Sure, we might complain about information overload from time to time. But, on the whole, Americans believe the Internet has helped them be better informed about the world, according to a new survey from the Pew Research Center.

An overwhelming majority (87%) of adults who spend time online say the Internet has improved their ability to learn new things about issues that matter to their lives. Survey participants reported being better informed on a variety of topics, with consumer products, national and international news, and popular culture topping the list.

Only 26% of respondents said they felt like victims of information overload, while 72% of people said they enjoyed having access to so much information.

Social media tools such as Facebook seem to be making a difference in the positive feelings people have about sharing information, Pew researchers noted. In 2014, 72% of survey participants said the Internet made it easier for them to share ideas and creations. That’s up significantly from 2006, when 55% of respondents said it was easier for them to share ideas.

Additionally, more people said it was easier to stay in touch with friends and family than it was five years ago. Among respondents, 67% said they were better informed about what their friends were doing than they were previously, and 60% said they were better informed about their family.

Local civic organizations, however, may be disappointed to find that people said the Internet increased their awareness least when it came to local affairs. Only 39% said the Internet gave them more information about their neighborhood and neighbors, while 49% said they were more informed about civic activities.

Still, the results showed an overwhelmingly positive reaction to increased access to information. That was also the case when people were asked about others, such as whether an “average American” or “today’s students” were better informed thanks to online access. About three-quarters of respondents said they thought those groups were better informed, with just 8% saying they thought average Americans and students were less informed. 

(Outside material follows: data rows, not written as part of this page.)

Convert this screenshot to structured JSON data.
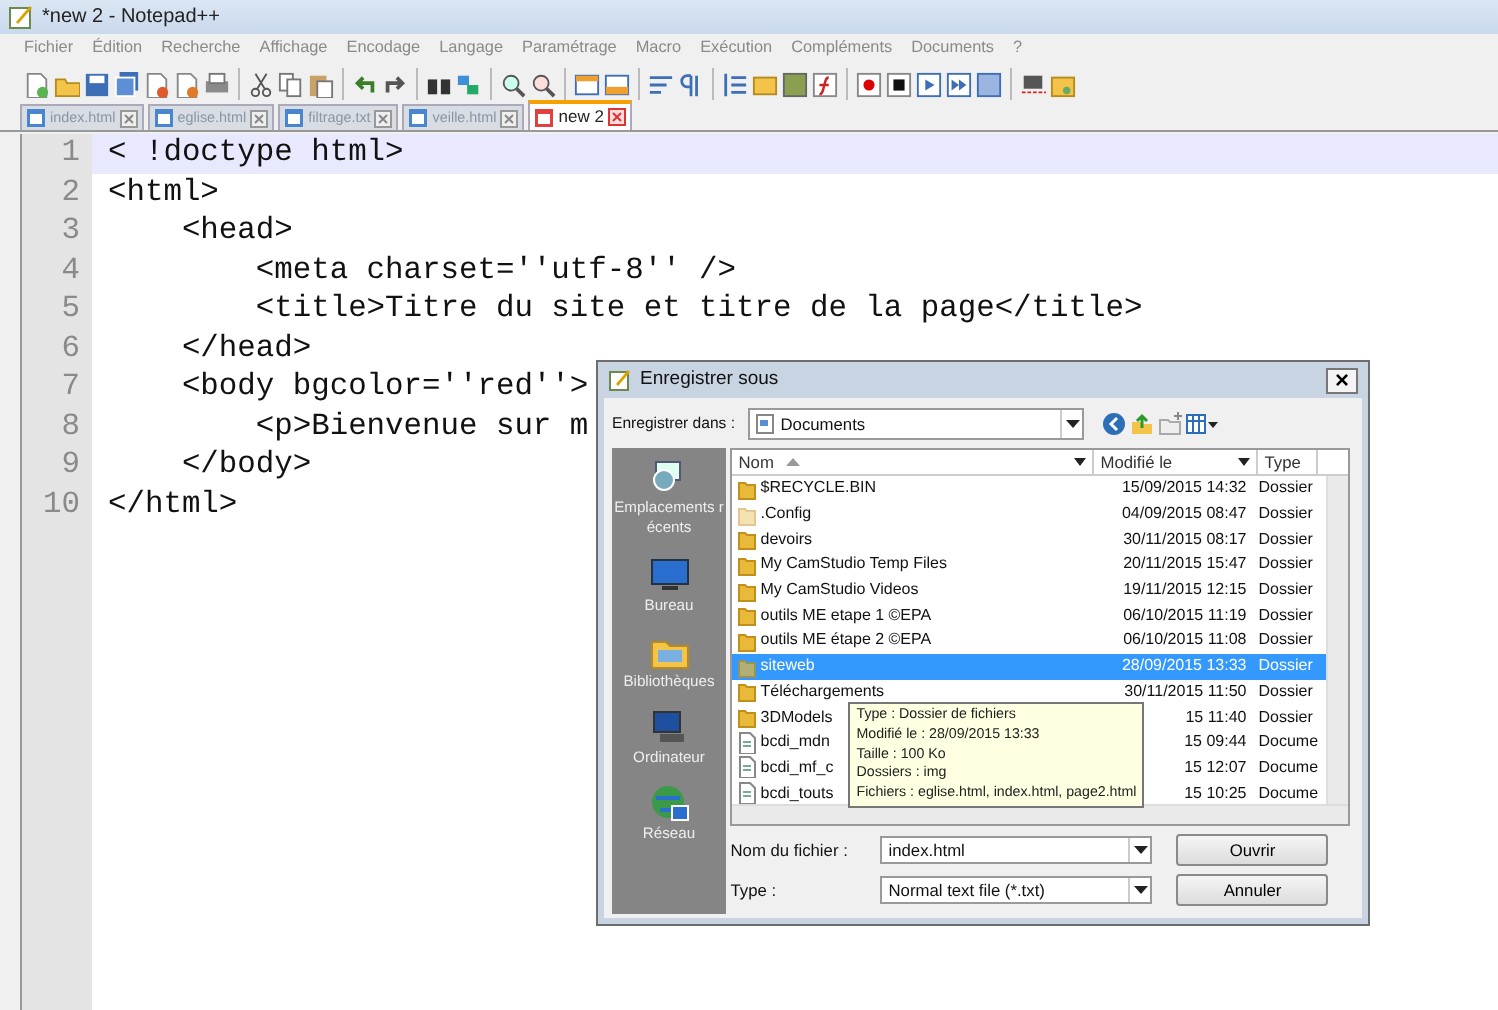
{
  "window": {
    "title": "*new 2 - Notepad++"
  },
  "menu": [
    "Fichier",
    "Édition",
    "Recherche",
    "Affichage",
    "Encodage",
    "Langage",
    "Paramétrage",
    "Macro",
    "Exécution",
    "Compléments",
    "Documents",
    "?"
  ],
  "tabs": [
    {
      "label": "index.html",
      "selected": false
    },
    {
      "label": "eglise.html",
      "selected": false
    },
    {
      "label": "filtrage.txt",
      "selected": false
    },
    {
      "label": "veille.html",
      "selected": false
    },
    {
      "label": "new  2",
      "selected": true
    }
  ],
  "editor": {
    "lines": [
      {
        "number": "1",
        "text": "< !doctype html>",
        "selected": true
      },
      {
        "number": "2",
        "text": "<html>",
        "selected": false
      },
      {
        "number": "3",
        "text": "    <head>",
        "selected": false
      },
      {
        "number": "4",
        "text": "        <meta charset=''utf-8'' />",
        "selected": false
      },
      {
        "number": "5",
        "text": "        <title>Titre du site et titre de la page</title>",
        "selected": false
      },
      {
        "number": "6",
        "text": "    </head>",
        "selected": false
      },
      {
        "number": "7",
        "text": "    <body bgcolor=''red''>",
        "selected": false
      },
      {
        "number": "8",
        "text": "        <p>Bienvenue sur m",
        "selected": false
      },
      {
        "number": "9",
        "text": "    </body>",
        "selected": false
      },
      {
        "number": "10",
        "text": "</html>",
        "selected": false
      }
    ]
  },
  "dialog": {
    "title": "Enregistrer sous",
    "close": "×",
    "location": {
      "label": "Enregistrer dans :",
      "value": "Documents"
    },
    "places": [
      "Emplacements récents",
      "Bureau",
      "Bibliothèques",
      "Ordinateur",
      "Réseau"
    ],
    "columns": [
      "Nom",
      "Modifié le",
      "Type"
    ],
    "files": [
      {
        "name": "$RECYCLE.BIN",
        "date": "15/09/2015 14:32",
        "type": "Dossier",
        "kind": "folder",
        "selected": false
      },
      {
        "name": ".Config",
        "date": "04/09/2015 08:47",
        "type": "Dossier",
        "kind": "hidden-folder",
        "selected": false
      },
      {
        "name": "devoirs",
        "date": "30/11/2015 08:17",
        "type": "Dossier",
        "kind": "folder",
        "selected": false
      },
      {
        "name": "My CamStudio Temp Files",
        "date": "20/11/2015 15:47",
        "type": "Dossier",
        "kind": "folder",
        "selected": false
      },
      {
        "name": "My CamStudio Videos",
        "date": "19/11/2015 12:15",
        "type": "Dossier",
        "kind": "folder",
        "selected": false
      },
      {
        "name": "outils ME etape 1 ©EPA",
        "date": "06/10/2015 11:19",
        "type": "Dossier",
        "kind": "folder",
        "selected": false
      },
      {
        "name": "outils ME étape 2 ©EPA",
        "date": "06/10/2015 11:08",
        "type": "Dossier",
        "kind": "folder",
        "selected": false
      },
      {
        "name": "siteweb",
        "date": "28/09/2015 13:33",
        "type": "Dossier",
        "kind": "folder",
        "selected": true
      },
      {
        "name": "Téléchargements",
        "date": "30/11/2015 11:50",
        "type": "Dossier",
        "kind": "folder",
        "selected": false
      },
      {
        "name": "3DModels",
        "date": "15 11:40",
        "type": "Dossier",
        "kind": "folder",
        "selected": false
      },
      {
        "name": "bcdi_mdn",
        "date": "15 09:44",
        "type": "Docume",
        "kind": "document",
        "selected": false
      },
      {
        "name": "bcdi_mf_c",
        "date": "15 12:07",
        "type": "Docume",
        "kind": "document",
        "selected": false
      },
      {
        "name": "bcdi_touts",
        "date": "15 10:25",
        "type": "Docume",
        "kind": "document",
        "selected": false
      }
    ],
    "tooltip": [
      "Type : Dossier de fichiers",
      "Modifié le : 28/09/2015 13:33",
      "Taille : 100 Ko",
      "Dossiers : img",
      "Fichiers : eglise.html, index.html, page2.html"
    ],
    "filename": {
      "label": "Nom du fichier :",
      "value": "index.html"
    },
    "filetype": {
      "label": "Type :",
      "value": "Normal text file (*.txt)"
    },
    "buttons": [
      "Ouvrir",
      "Annuler"
    ]
  }
}
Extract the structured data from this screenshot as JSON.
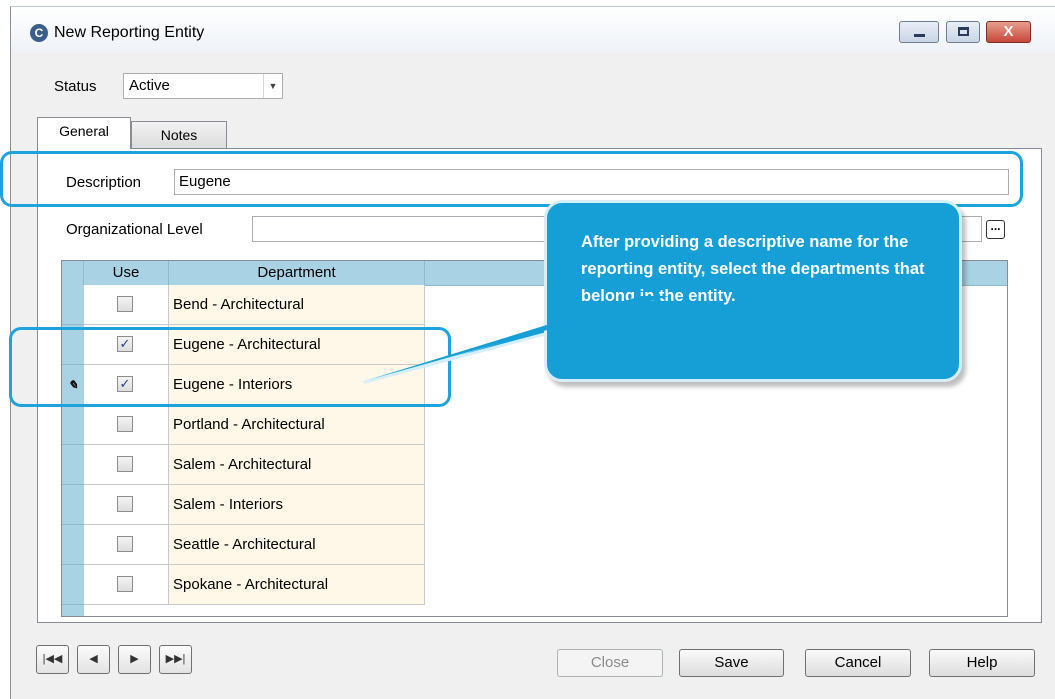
{
  "window": {
    "title": "New Reporting Entity",
    "close_glyph": "X"
  },
  "status": {
    "label": "Status",
    "value": "Active"
  },
  "tabs": [
    {
      "label": "General",
      "active": true
    },
    {
      "label": "Notes",
      "active": false
    }
  ],
  "description": {
    "label": "Description",
    "value": "Eugene"
  },
  "org_level": {
    "label": "Organizational Level",
    "value": "",
    "browse_label": "..."
  },
  "grid": {
    "columns": [
      "Use",
      "Department"
    ],
    "rows": [
      {
        "department": "Bend - Architectural",
        "checked": false,
        "current": false
      },
      {
        "department": "Eugene - Architectural",
        "checked": true,
        "current": false
      },
      {
        "department": "Eugene - Interiors",
        "checked": true,
        "current": true
      },
      {
        "department": "Portland - Architectural",
        "checked": false,
        "current": false
      },
      {
        "department": "Salem - Architectural",
        "checked": false,
        "current": false
      },
      {
        "department": "Salem - Interiors",
        "checked": false,
        "current": false
      },
      {
        "department": "Seattle - Architectural",
        "checked": false,
        "current": false
      },
      {
        "department": "Spokane - Architectural",
        "checked": false,
        "current": false
      }
    ]
  },
  "navigation": [
    "first-record-icon",
    "previous-record-icon",
    "next-record-icon",
    "last-record-icon"
  ],
  "buttons": {
    "close": "Close",
    "save": "Save",
    "cancel": "Cancel",
    "help": "Help"
  },
  "callout": {
    "text": "After providing a descriptive name for the reporting entity, select the departments that belong in the entity."
  },
  "colors": {
    "callout": "#169fd6",
    "highlight": "#1fa3dc",
    "grid_header": "#a9d3e4",
    "department_cell": "#fff7e7"
  }
}
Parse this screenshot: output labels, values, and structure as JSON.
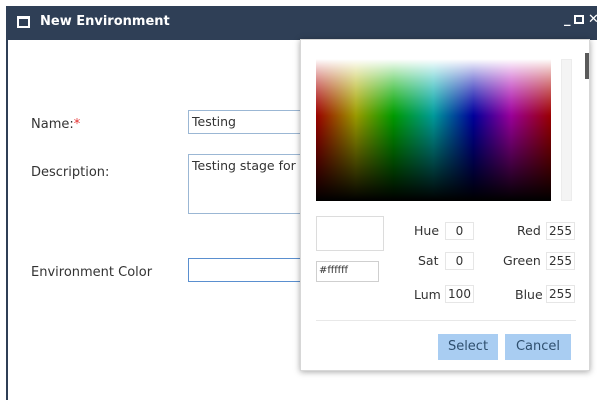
{
  "window": {
    "title": "New Environment",
    "min_glyph": "_",
    "close_glyph": "✕"
  },
  "form": {
    "name_label": "Name:",
    "required_mark": "*",
    "name_value": "Testing",
    "description_label": "Description:",
    "description_value": "Testing stage for th",
    "env_color_label": "Environment Color",
    "env_color_value": ""
  },
  "color_picker": {
    "hex_value": "#ffffff",
    "preview_color": "#ffffff",
    "hue_label": "Hue",
    "hue_value": "0",
    "sat_label": "Sat",
    "sat_value": "0",
    "lum_label": "Lum",
    "lum_value": "100",
    "red_label": "Red",
    "red_value": "255",
    "green_label": "Green",
    "green_value": "255",
    "blue_label": "Blue",
    "blue_value": "255",
    "select_label": "Select",
    "cancel_label": "Cancel"
  },
  "colors": {
    "titlebar": "#2f3f56",
    "button_bg": "#a9cdf2",
    "required": "#e53030"
  }
}
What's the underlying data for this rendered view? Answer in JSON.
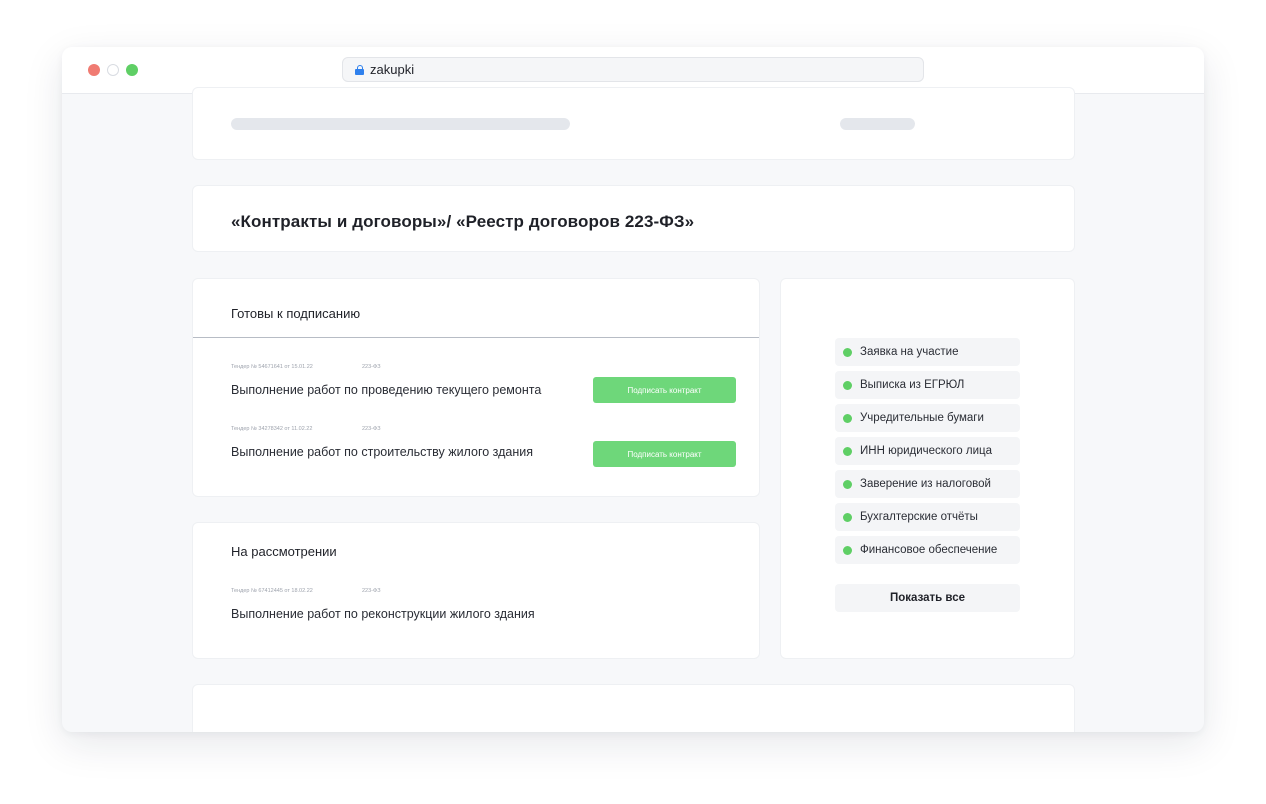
{
  "browser": {
    "url": "zakupki"
  },
  "header": {
    "title": "«Контракты и договоры»/ «Реестр договоров 223-ФЗ»"
  },
  "ready": {
    "title": "Готовы к подписанию",
    "items": [
      {
        "tender": "Тендер № 54671641 от 15.01.22",
        "law": "223-ФЗ",
        "title": "Выполнение работ по проведению текущего ремонта",
        "button": "Подписать контракт"
      },
      {
        "tender": "Тендер № 34278342 от 11.02.22",
        "law": "223-ФЗ",
        "title": "Выполнение работ по строительству жилого здания",
        "button": "Подписать контракт"
      }
    ]
  },
  "review": {
    "title": "На рассмотрении",
    "items": [
      {
        "tender": "Тендер № 67412445 от 18.02.22",
        "law": "223-ФЗ",
        "title": "Выполнение работ по реконструкции жилого здания"
      }
    ]
  },
  "documents": {
    "items": [
      {
        "label": "Заявка на участие",
        "status_color": "#5fcf65"
      },
      {
        "label": "Выписка из ЕГРЮЛ",
        "status_color": "#5fcf65"
      },
      {
        "label": "Учредительные бумаги",
        "status_color": "#5fcf65"
      },
      {
        "label": "ИНН юридического лица",
        "status_color": "#5fcf65"
      },
      {
        "label": "Заверение из налоговой",
        "status_color": "#5fcf65"
      },
      {
        "label": "Бухгалтерские отчёты",
        "status_color": "#5fcf65"
      },
      {
        "label": "Финансовое обеспечение",
        "status_color": "#5fcf65"
      }
    ],
    "show_all": "Показать все"
  },
  "colors": {
    "accent_green": "#6ed77a",
    "status_green": "#5fcf65",
    "lock_blue": "#2f80ed"
  }
}
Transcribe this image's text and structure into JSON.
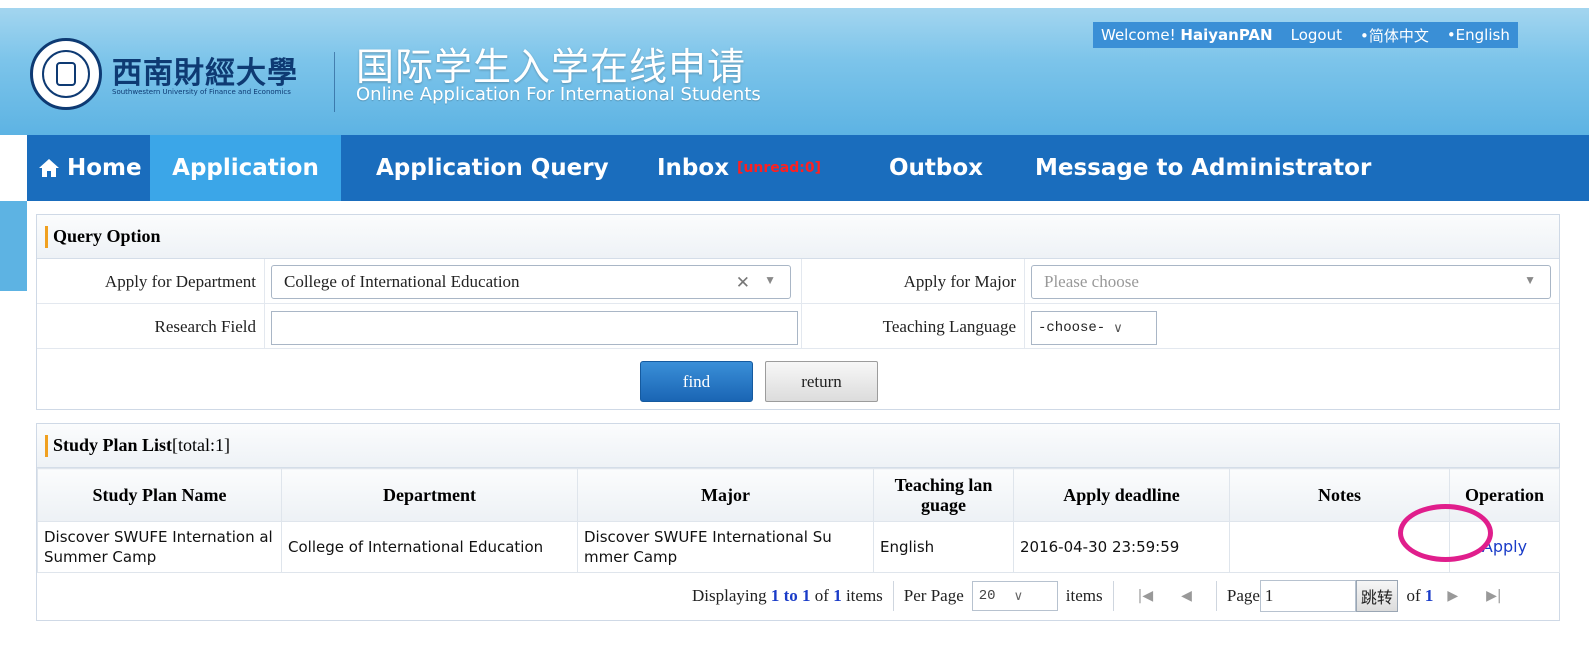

The survey revealed demographic differences: Internet users younger than 50 tended to report more positive impressions about their ability to learn new things, while those older than 65 reported some of the least impact. Additionally, people with higher incomes and more education reported a greater impact on their ability to learn from the Internet.

The survey, which was conducted in September and released in December 2014, had a sample of 1,066 adult Internet users. The Pew Research Center is a Washington-based nonpartisan group that seeks to inform the public about issues, thoughts and trends shaping America and the world.

Category: 2015 Headlines